AOAV recorded 972 civilian deaths and injuries from explosive violence in Syria. 46% of all civilian deaths and injuries in Syria occurred in Damascus. These are primarily accounted for by suicide attacks on March 11th and 15th, which together account for over 350 civilian casualties in the city last month.
March 11th saw twin bomb attacks targeting Iraqi Shia pilgrims near the Bab al-Saghir cemetery. The blasts were initially reported to have killed 40 and wounded 120 – the death toll later rose to 74. The attacks on March 15th saw a suicide attack at the Justice Palace kill 39, including seven armed actors actors, and wound over 100.
A second suicide bomber wounded 28 in the Rabweh area of Damascus. Despite these large-scale IED attacks, air-launched attacks across Syria still accounted for the majority of deaths and injuries caused by explosive violence, accounting for 51% (499) of all civilian casualties.
Similarly, whilst IEDs still caused the most civilian deaths and injuries in Iraq (51%), air-launched attacks caused significantly more deaths and injuries than usual in Iraq in March. At least 252 civilians casualties were caused by air-launched weapons.
This is a 288% increase from the previous month or 227% greater than the monthly average recorded last year. Most of the casualties from air-launched explosives in Iraq were the result of the airstrikes in Mosul. Though there is still a lack of clarity behind the incidents, up to 240 civilians are thought to have been killed in the airstrikes on March 17th.
In Afghanistan, IEDs continued to account for the most civilian harm. Just 3 IED incidents in Kabul account for 87% (226) civilian casualties from explosive violence across the country. Two of these attacks were suicide attacks in populated areas, causing over 200 civilian death and injuries between them.
Whilst the levels of reported civilian harm from explosive weapons has decreased in Yemen over the last year, Yemen remains amongst the most impacted countries. Significantly, over 99% of all civilian casualties from explosive violence in Yemen last month were caused by air strikes.
In Pakistan, 79% of all civilian deaths and injuries recorded in March, occurred during one attack by Jamaat-ul-Ahrar, when a powerful car bomb detonated near a Shiite place of worship killed 22 and injured 90.
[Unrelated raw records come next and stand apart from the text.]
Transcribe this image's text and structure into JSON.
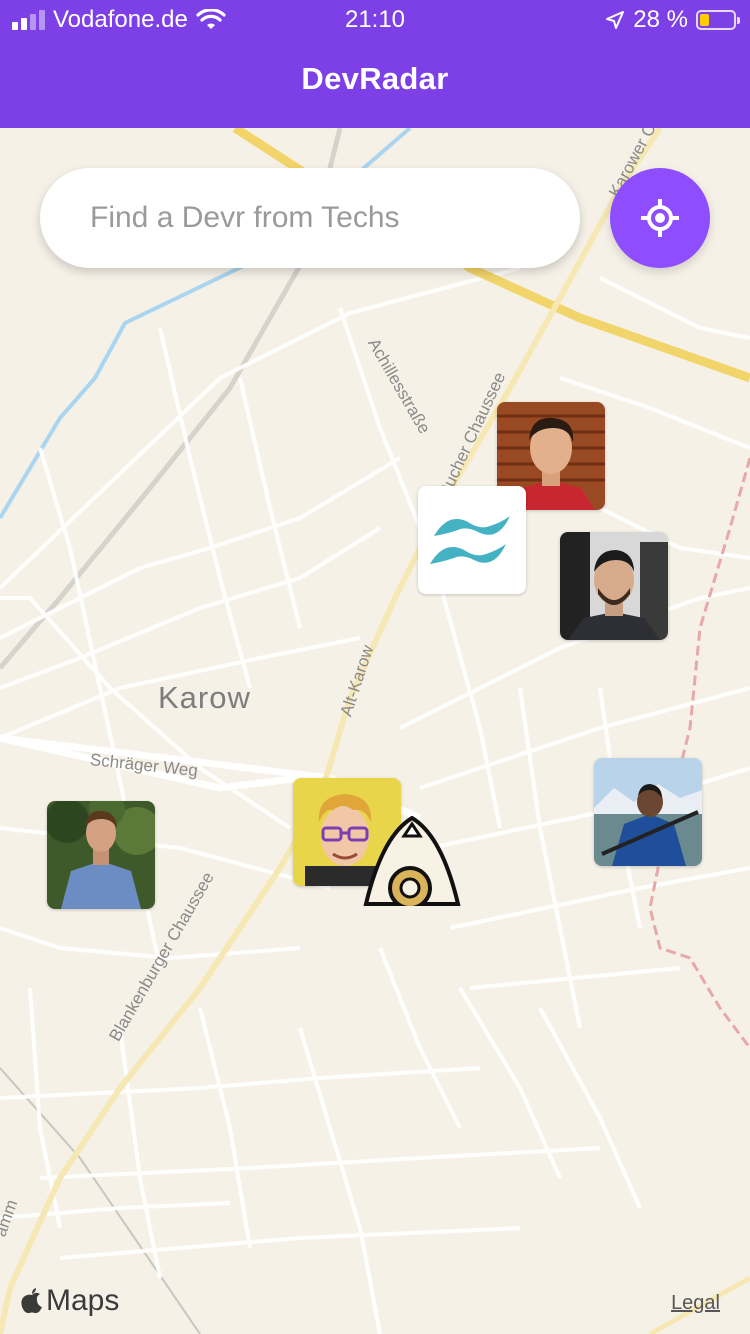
{
  "status_bar": {
    "carrier": "Vodafone.de",
    "time": "21:10",
    "battery_percent": "28 %",
    "battery_level": 0.28,
    "battery_color": "#ffcc00"
  },
  "header": {
    "title": "DevRadar",
    "background": "#7d40e7"
  },
  "search": {
    "placeholder": "Find a Devr from Techs",
    "value": ""
  },
  "locate_button": {
    "icon": "crosshair-icon",
    "color": "#8e4dff"
  },
  "map": {
    "labels": {
      "karow": "Karow",
      "schraeger_weg": "Schräger Weg",
      "alt_karow": "Alt-Karow",
      "bucher_chaussee": "Bucher Chaussee",
      "achillesstrasse": "Achillesstraße",
      "blankenburger_chaussee": "Blankenburger Chaussee",
      "karower_chaussee": "Karower C",
      "damm": "amm"
    }
  },
  "devs": [
    {
      "name": "dev-avatar-1",
      "kind": "photo"
    },
    {
      "name": "dev-avatar-tailwind",
      "kind": "logo"
    },
    {
      "name": "dev-avatar-2",
      "kind": "photo"
    },
    {
      "name": "dev-avatar-3",
      "kind": "photo"
    },
    {
      "name": "dev-avatar-4",
      "kind": "photo"
    },
    {
      "name": "dev-avatar-cartoon",
      "kind": "cartoon"
    }
  ],
  "footer": {
    "maps_logo": "Maps",
    "legal": "Legal"
  }
}
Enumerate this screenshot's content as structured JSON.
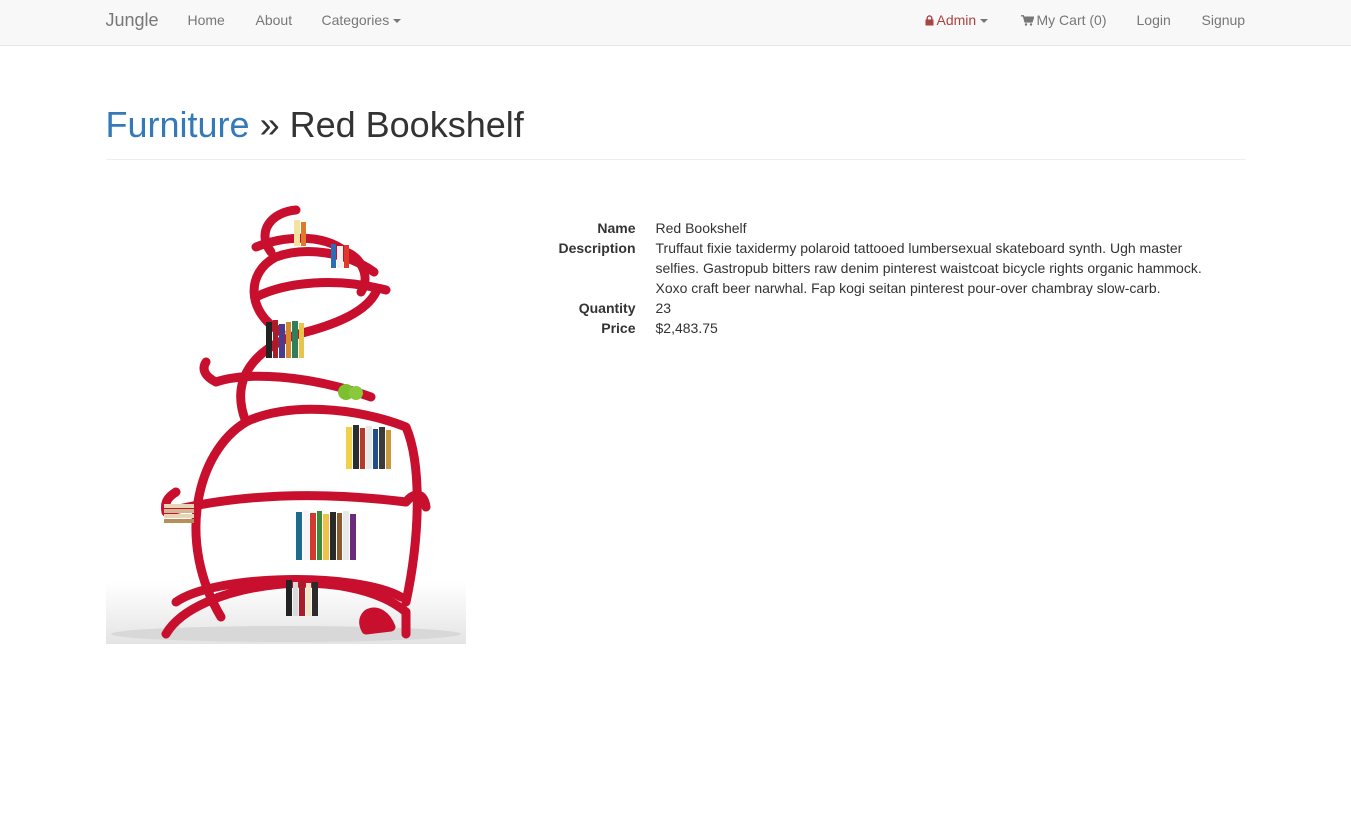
{
  "navbar": {
    "brand": "Jungle",
    "home": "Home",
    "about": "About",
    "categories": "Categories",
    "admin": "Admin",
    "cart": "My Cart (0)",
    "login": "Login",
    "signup": "Signup",
    "admin_color": "#a94442"
  },
  "header": {
    "category": "Furniture",
    "separator": "» ",
    "product": "Red Bookshelf"
  },
  "product": {
    "name_label": "Name",
    "name": "Red Bookshelf",
    "description_label": "Description",
    "description": "Truffaut fixie taxidermy polaroid tattooed lumbersexual skateboard synth. Ugh master selfies. Gastropub bitters raw denim pinterest waistcoat bicycle rights organic hammock. Xoxo craft beer narwhal. Fap kogi seitan pinterest pour-over chambray slow-carb.",
    "quantity_label": "Quantity",
    "quantity": "23",
    "price_label": "Price",
    "price": "$2,483.75",
    "image_icon": "red-bookshelf-image"
  }
}
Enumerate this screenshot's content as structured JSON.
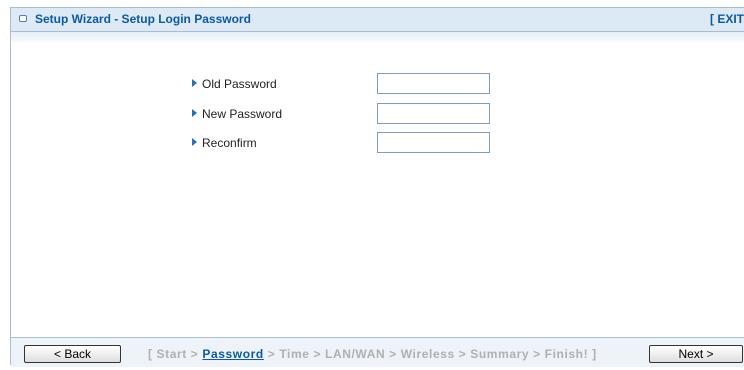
{
  "header": {
    "title": "Setup Wizard - Setup Login Password",
    "exit_label": "[ EXIT"
  },
  "form": {
    "fields": [
      {
        "label": "Old Password",
        "value": ""
      },
      {
        "label": "New Password",
        "value": ""
      },
      {
        "label": "Reconfirm",
        "value": ""
      }
    ]
  },
  "footer": {
    "back_label": "< Back",
    "next_label": "Next >",
    "steps": {
      "open": "[ ",
      "start": "Start",
      "sep": " > ",
      "password": "Password",
      "time": "Time",
      "lanwan": "LAN/WAN",
      "wireless": "Wireless",
      "summary": "Summary",
      "finish": "Finish!",
      "close": " ]"
    }
  },
  "colors": {
    "accent": "#0d5aa0",
    "title_bar": "#dde9f4",
    "inactive_step": "#b0b0b0"
  }
}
When explosive violence was perpetrated in populated areas in March, 95% of the casualties were civilians. AOAV strongly condemns the use of violence against civilians and the use of explosive weapons in populated areas. All actors should stop using explosive weapons with wide-area affects where there is likely to be a high concentration of civilians.